Arts and crafts don't get much more homegrown than gourds, picked from a local farmer's field, or grown in your own backyard garden. When I had the opportunity to visit gourd artist and instructor Charlotte Durrence, she told me that archaeological evidence shows gourds have been around for at least 5,000 years.
Durrence notes that Native Americans had long been using gourds for utilitarian items when European settlers first came to the Savannah River area. She says her ancestors at Ebenezer Settlement in 1734 started using gourds just like the local Creek Indians did. Durrence still lives in rural Georgia, in Effingham County.
"When the wagon trains went out west, I'm guessing that almost every natural spring had a gourd dipper beside it, and everybody drank out of the same thing." Durrence also recalls her own grandmother having a gourd dipper next to the backyard pitcher pump.
Bowls, baskets and dippers are part of the historical replica collection that Durrence uses to educate about gourds. She says the most unusual old gourd she's heard of was a tiny one cut to create a lid and used to carry fish bait for someone else's grandfather. "Because of the density of the gourd, it's so much like wood, it kept it cooler, the worms survived much better in that." Gourds have also been used as floats on fishnets.
In recent decades, Americans have commonly used gourd bird houses to attract purple martins, beneficial birds that eat insects and scare away crows from crops. "We do a lot of martin gourds to sell to farmers, they love those kind of things."
Much of today's artistry creates keepsakes that collectors want to preserve on the shelf. However, gourds have been around so long because of their proven durability and usefulness.

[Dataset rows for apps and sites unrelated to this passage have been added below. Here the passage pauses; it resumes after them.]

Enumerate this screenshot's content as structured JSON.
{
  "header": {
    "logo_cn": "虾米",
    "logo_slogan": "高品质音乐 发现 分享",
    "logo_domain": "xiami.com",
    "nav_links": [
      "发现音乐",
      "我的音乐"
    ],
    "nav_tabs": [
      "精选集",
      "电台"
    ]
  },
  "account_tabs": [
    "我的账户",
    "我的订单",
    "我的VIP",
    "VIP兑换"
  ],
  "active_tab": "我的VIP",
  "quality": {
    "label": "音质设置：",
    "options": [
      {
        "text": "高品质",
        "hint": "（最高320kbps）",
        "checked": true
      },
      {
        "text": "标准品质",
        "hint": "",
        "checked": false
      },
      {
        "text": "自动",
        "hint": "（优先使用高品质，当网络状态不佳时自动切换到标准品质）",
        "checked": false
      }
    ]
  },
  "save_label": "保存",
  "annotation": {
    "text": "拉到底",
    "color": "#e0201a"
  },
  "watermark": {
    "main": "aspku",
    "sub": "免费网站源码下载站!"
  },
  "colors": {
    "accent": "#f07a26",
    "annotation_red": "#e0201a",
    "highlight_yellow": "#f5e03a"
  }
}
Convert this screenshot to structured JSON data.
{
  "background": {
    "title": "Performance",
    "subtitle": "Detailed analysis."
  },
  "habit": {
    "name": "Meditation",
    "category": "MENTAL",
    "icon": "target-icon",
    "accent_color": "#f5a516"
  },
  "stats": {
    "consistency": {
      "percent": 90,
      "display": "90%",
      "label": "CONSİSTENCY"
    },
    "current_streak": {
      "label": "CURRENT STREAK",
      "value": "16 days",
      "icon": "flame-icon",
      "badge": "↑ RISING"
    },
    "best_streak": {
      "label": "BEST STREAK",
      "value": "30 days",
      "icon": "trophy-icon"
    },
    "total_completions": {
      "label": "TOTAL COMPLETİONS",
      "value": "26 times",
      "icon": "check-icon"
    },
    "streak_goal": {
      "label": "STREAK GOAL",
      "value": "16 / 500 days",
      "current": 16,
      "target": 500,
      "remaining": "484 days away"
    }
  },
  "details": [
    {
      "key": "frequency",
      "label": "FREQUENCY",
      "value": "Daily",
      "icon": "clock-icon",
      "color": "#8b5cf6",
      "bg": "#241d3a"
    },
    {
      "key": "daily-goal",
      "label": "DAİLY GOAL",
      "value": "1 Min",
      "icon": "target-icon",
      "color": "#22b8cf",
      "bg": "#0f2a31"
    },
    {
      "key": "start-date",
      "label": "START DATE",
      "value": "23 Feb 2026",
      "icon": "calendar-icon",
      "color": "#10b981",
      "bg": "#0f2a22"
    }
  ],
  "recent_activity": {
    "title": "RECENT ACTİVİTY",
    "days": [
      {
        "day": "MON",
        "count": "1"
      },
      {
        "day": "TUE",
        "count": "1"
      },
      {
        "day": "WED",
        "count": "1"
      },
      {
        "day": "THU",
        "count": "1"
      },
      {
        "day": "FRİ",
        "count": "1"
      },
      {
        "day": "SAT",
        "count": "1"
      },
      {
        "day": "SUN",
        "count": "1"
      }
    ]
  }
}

Gourd Art Prep & Precautions
Labels: art, crafts, farm, garden, grow, South, sustainable